“Do you like to shop?” was the question my colleague replied when I asked him, what was there to do in Dubai for fun when I was planning my first business trip to the UAE in 2006. As someone who had lived there for a few years, he explained that besides desert tours and malls, Dubai had very little to offer for leisure time.
I don’t consider shopping as entertainment but I did trek to the Mall of the Emirates, one of the largest shopping malls in the world, to see the recently opened “Ski Dubai” indoor ski attraction. The cab travelled from my hotel in Deira, the “Old Dubai”, down Sheikh Zayed Road, which slices through modern Dubai.
Along the route, the landscape was a dense forest of sky cranes feverishly putting up buildings at a frantic pace and it was said that at that time, there were more sky cranes in Dubai then anywhere else in the world. It was the most astonishing thing I had ever seen in construction. That spectacle and seeing the Emirati fathers with Arab headdresses and mothers in hijabs all while bundled in parkas chasing their kids on an indoor ski hill while its 45C outside in the desert heat made for an entertaining outing.
How things have changed in Dubai in the last ten years! The building boom busted in 2008, the ambitious Dubailand theme park which was planned to be twice the size of Disney World was shelved in 2009, the same year that Abu Dhabi bailed out Dubai and saving it from default. In gratitude, the iconic megatall skyscraper Burj Dubai was renamed Burj Khalifa in honor of the ruler of Abu Dhabi, when it opened in 2010.
Without much pause, plans were announced by Meraas to develop Dubai Parks and Resorts (DPR) with many of the brands ‘ LEGOLAND, Six Flags, DreamWorks ‘ that were involved in Dubailand. Ground broke in 2014 and the park will open this coming October.
Today some analysts are suggesting that Dubai is on a steady path to rival Orlando as a global leisure destination. As seemingly outlandish that may sound to some, it has developed the infrastructure to support tourism, a key driver of its economic growth. Oil is a very small part of the Dubai economy, so it continues to aggressively build its diverse economy based on business, real estate, finance and tourism. Already the hospitality market is $7.6 billion and accounts for 27% of GDP and this is expected to rise through 2020. Dubai has the highest visitor to resident ratio in the world at 4.8 visitors.
Dubai is now a gateway city and the Dubai airport has surpassed Heathrow as the world’s busiest with 70 million international visitors. It is strategically located with roughly 80% of the world’s population, or 6 billion people, living within eight hours flying time from Dubai. The potential visitor pool is deep and can be leveraged year-round.
World Class Theme Parks
Most travelers through Dubai airport don’t stay but that is changing.

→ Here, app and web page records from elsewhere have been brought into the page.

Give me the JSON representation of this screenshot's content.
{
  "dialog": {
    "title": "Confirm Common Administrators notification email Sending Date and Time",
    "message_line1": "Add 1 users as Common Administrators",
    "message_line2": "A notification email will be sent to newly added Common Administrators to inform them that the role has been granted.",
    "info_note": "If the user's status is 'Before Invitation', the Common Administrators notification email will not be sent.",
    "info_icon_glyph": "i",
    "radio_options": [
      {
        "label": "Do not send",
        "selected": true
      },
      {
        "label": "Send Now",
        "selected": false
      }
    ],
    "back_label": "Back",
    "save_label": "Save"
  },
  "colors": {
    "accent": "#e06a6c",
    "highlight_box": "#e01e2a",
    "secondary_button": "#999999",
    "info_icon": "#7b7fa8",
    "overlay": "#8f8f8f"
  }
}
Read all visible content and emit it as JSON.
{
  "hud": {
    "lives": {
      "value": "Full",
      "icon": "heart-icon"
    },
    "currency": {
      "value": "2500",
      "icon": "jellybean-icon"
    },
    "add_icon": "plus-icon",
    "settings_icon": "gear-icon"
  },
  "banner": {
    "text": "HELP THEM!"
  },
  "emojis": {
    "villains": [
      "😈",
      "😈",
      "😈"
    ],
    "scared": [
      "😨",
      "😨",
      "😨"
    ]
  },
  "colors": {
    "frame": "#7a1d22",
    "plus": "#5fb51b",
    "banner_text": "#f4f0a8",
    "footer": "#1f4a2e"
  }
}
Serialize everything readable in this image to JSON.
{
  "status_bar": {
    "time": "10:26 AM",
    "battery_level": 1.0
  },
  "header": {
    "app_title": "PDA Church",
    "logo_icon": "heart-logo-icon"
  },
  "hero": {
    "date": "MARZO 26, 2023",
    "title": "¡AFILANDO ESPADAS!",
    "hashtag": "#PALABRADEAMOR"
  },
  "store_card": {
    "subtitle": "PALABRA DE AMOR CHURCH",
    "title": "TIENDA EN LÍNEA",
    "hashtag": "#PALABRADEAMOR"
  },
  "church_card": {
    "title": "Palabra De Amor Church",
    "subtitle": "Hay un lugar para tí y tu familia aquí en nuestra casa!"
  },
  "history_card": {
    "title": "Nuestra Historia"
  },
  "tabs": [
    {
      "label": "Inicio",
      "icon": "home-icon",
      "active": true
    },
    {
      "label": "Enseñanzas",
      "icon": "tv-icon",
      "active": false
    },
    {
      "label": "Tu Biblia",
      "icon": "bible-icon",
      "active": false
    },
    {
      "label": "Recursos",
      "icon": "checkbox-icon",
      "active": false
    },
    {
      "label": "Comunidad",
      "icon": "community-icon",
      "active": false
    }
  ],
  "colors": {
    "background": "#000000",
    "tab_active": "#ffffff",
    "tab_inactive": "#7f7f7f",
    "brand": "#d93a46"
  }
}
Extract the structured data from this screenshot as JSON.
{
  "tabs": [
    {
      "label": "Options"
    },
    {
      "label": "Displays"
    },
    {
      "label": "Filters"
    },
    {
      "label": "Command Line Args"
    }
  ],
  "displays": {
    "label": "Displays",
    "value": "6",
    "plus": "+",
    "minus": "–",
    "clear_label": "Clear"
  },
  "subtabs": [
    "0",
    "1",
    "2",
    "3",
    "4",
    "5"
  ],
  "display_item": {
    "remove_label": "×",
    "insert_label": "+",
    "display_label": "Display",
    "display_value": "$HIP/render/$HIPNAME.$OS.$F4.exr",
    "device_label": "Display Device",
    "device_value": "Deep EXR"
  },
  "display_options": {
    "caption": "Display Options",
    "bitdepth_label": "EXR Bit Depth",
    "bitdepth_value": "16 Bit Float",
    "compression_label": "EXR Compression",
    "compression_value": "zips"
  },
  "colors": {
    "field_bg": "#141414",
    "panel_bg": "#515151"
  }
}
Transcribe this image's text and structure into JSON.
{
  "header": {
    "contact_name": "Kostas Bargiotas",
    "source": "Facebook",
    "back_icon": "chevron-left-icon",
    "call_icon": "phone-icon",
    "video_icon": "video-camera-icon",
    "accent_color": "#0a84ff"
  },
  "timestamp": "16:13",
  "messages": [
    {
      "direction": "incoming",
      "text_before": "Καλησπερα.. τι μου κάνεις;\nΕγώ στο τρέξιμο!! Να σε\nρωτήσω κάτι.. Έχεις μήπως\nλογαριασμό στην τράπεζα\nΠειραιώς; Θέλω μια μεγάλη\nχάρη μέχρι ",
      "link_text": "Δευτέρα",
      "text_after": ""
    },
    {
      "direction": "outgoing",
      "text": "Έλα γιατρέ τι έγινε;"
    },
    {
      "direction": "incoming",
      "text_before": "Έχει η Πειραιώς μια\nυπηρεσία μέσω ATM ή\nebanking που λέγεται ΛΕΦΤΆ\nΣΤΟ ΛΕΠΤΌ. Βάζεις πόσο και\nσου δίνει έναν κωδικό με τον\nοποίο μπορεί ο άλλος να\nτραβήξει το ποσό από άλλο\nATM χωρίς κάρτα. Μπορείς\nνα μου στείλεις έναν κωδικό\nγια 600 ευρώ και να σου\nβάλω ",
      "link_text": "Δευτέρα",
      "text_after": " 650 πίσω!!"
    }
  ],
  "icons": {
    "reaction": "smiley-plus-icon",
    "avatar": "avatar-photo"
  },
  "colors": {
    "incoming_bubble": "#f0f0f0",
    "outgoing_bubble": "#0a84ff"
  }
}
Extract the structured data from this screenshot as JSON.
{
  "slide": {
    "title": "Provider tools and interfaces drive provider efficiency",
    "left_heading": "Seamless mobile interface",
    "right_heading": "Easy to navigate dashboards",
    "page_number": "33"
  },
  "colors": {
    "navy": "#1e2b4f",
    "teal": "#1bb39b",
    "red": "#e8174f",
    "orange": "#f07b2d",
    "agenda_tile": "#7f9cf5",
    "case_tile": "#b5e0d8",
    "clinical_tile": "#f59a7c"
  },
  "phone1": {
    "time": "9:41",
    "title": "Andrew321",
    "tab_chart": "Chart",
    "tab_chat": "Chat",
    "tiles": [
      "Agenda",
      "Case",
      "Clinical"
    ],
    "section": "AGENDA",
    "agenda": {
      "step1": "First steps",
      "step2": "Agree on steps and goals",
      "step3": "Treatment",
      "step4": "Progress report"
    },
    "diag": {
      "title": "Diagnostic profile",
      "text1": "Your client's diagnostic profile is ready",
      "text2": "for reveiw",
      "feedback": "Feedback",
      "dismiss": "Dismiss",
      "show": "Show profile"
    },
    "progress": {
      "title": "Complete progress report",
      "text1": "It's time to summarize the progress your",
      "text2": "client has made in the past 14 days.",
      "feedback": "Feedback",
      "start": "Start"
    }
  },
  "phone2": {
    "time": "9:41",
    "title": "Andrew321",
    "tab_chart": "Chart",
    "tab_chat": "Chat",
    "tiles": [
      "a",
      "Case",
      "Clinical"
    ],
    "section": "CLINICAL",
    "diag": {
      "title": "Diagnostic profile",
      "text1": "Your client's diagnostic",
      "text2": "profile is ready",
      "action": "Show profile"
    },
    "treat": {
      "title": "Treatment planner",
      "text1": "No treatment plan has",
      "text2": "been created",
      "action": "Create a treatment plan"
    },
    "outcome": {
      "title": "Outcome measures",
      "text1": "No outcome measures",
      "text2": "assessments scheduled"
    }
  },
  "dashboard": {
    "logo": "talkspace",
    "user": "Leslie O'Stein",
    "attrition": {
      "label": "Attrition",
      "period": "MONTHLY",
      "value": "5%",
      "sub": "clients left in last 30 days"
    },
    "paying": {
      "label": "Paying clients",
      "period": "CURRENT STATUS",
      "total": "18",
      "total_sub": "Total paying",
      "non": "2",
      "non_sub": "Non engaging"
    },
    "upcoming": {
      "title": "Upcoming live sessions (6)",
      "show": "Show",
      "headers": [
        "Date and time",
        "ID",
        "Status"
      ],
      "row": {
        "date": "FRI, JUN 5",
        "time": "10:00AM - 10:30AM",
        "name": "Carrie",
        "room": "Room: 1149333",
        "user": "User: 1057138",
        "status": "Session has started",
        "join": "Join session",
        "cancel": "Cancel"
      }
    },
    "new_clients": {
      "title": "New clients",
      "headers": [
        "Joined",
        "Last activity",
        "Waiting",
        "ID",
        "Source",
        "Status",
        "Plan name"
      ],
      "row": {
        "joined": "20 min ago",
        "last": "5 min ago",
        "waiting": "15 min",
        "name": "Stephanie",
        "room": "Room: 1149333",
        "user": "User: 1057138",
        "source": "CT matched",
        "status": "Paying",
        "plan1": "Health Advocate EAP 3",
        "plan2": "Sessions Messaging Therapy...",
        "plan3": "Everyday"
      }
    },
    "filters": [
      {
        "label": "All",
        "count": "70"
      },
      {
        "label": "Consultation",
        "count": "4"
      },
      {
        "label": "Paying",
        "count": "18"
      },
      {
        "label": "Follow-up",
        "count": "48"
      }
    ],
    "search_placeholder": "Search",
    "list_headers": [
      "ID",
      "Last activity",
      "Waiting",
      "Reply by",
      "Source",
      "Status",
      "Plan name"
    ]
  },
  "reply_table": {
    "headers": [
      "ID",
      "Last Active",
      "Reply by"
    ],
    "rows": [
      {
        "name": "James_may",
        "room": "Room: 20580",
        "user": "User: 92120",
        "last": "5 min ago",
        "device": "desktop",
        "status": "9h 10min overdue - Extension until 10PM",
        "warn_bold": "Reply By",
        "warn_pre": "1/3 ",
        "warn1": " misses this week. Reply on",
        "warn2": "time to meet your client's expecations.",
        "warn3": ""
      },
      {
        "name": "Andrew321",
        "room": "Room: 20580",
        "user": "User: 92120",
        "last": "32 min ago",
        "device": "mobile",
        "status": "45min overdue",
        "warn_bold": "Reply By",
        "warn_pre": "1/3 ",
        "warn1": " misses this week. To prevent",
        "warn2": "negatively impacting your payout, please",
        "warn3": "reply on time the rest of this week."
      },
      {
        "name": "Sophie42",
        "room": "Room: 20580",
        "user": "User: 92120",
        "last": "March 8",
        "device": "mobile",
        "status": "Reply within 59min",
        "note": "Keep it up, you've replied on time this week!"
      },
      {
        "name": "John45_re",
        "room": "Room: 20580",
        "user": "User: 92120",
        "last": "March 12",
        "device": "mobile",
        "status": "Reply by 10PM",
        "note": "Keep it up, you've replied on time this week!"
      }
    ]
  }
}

Within five years, Dubai will be on track to overtake Paris as the third leading global destination for overnight visitors. Further developing a leisure industry with world-class theme parks as an anchor will encourage extend stays. In a recent interview, Jeffrey Godsick, President of 20th Century Fox Consumer Products pointed to this as the rationale for 20th Century Fox World Dubai projected slated to open in 2018. “All of a sudden, there is a reason for people to stop in Dubai for 3 to 4 days. We want to be a part of the attractions, ” he said.
Those travelers that do stay in Dubai are affluent. Globally, Dubai is ranked 8th in visitors spending ‘ last year travelers spent $11 billion. The average hotel room rate is $250 and Dubai has the highest hotel occupancy rate in the world. Dubai maintains a steady year on year occupancy of 100%-70% in the winter and 90%-60% in the summer. Planners realize that the city needs more affordable options to build a balanced market that is appealing to a diverse visitor base from across the world. Currently, no single visitors market exceeds 10% of the tourists to Dubai, making it resilient to unpredicted tourism changes.
Building an entertainment industry from scratch isn’t unprecedented. Orlando was virtually unknown until the 1970s when Disney World moved in.
At that time, Dubai was not much more than a fishing village at the mouth of Dubai Creek. Since then Disney World has built up its attendance to 19 million and Orlando is the leading destination in the attractions industry.
Dubai has done the reverse, it has built up a tourism industry without any significant number of attractions until now. Dubai Parks & Resorts is targeting close to 7 million visitors in its first year of operation. Dubai’s goal and often-underestimated ambition is to become an international tourist destination for leisure, one that serves not just the greater region, but the entire world. From what I have witnessed over the last 10 years, I have no doubt that they will succeed in their goal.